The game offers several playable scenarios as well, on top of the NATO/Russian campaign. Some of these scenarios are also accessible through multiplayer, which players can connect via the in-game interface—just pick a scenario and wait for another player to join your game. The interface has a lobby and hosts a chat room so companions can communicate prior to starting their game.
There’s a lot to not like about Naval War: Arctic Circle: the graphics in the 3D view are sub-par and laughable, the tutorials are atrocious, and the AI has moments of maddening stupidity mixed with horrific perfection. There’s a fine line between ‘challenge’ and ‘frustration’ and I must admit that this title gave me more of the latter than the former. Additionally, this title might be way too narrow for any casual gamer to really want to get into.
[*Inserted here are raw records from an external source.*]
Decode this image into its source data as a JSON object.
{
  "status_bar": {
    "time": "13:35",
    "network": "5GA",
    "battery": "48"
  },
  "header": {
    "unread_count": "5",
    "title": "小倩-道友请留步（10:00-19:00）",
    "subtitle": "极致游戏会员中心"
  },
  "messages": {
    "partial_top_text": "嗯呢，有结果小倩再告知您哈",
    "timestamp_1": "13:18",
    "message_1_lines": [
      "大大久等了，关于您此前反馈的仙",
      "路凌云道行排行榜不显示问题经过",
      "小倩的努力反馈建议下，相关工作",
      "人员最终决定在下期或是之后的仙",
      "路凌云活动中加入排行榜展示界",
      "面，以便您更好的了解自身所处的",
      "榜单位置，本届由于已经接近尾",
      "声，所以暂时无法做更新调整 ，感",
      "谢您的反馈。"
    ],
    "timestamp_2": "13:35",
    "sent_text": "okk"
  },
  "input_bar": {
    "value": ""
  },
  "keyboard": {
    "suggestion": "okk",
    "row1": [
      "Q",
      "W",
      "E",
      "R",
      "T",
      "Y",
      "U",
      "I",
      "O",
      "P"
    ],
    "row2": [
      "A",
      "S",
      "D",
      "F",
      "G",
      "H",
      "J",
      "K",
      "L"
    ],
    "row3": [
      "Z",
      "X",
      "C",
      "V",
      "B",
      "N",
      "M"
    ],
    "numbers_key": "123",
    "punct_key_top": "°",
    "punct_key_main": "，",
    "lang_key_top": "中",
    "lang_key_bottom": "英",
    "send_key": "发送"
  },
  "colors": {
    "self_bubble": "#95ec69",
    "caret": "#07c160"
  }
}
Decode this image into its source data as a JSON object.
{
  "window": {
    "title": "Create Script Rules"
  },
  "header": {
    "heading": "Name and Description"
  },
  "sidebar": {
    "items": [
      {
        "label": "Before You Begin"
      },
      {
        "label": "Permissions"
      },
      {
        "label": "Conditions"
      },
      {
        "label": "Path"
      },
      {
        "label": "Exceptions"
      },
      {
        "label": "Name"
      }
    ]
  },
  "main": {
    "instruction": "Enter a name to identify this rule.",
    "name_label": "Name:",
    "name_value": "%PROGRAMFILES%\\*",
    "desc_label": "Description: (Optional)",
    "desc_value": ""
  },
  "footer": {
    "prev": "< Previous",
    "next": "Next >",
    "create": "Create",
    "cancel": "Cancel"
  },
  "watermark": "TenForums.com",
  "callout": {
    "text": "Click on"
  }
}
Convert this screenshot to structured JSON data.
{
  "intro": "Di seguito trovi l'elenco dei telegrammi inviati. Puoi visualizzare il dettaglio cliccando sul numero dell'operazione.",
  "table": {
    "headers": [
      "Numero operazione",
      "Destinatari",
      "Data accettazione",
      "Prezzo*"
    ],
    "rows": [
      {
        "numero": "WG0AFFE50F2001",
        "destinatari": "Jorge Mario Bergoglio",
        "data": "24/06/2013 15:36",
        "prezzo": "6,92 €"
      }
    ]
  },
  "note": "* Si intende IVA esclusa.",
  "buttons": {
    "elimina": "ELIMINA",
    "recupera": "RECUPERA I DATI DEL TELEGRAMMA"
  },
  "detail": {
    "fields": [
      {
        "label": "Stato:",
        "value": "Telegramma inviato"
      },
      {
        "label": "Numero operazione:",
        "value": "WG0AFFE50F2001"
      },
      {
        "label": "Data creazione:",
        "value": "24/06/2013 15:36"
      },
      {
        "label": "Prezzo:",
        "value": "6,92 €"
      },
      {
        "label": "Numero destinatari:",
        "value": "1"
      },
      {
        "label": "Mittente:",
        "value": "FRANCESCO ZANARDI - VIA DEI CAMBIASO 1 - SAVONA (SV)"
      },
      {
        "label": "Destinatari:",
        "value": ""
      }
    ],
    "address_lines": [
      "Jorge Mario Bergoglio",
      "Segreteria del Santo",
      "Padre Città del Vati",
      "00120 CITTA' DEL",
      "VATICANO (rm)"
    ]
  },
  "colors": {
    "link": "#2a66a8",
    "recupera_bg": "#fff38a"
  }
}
Considering, though, how few modern naval combat titles there are out there, its appeal should actually be broader than the niche it resides in. If you’re a fan of this genre you’re probably a fan of Harpoon, and therefore you won’t help but to judge this title through the lens that Harpoon offered you before. Because this title is simplified compared to its giant cousin, it’s probably going to get derision from the more hardcore ‘Poon’ players. As one of ‘those guys,’ I can’t help but to say that despite the negatives in this title, its positives were enough to keep me coming back to it to ‘try one more time.’ The price tag—twenty bucks—makes it approachable for the casual gamer; the gameplay is simple enough for said casual gamer to get right into it.
Review written by: Michael Eckenfels
About Michael Eckenfels
Michael Eckenfels is an instructional designer, technical writer, and editor with the third largest blood banking non-profit company in the United States. He’s had many jobs prior to this in his attempt to “find out what he wants to be when he grows up,” including paramedic, travel agent, airline flight/weight-and-balance manager, and actor. He’s been in feature and short films (one short film went to Sundance in 2010), as well as web series and dozens of stage plays (the most recent of which was the stage version of “The Beverly Hillbillies,” in which he played Jethro). With two kids rapidly approaching driving age and a spouse that more or less hates gaming, he finds great enjoyment in doing these reviews and especially enjoys games that take up the entire dining room table.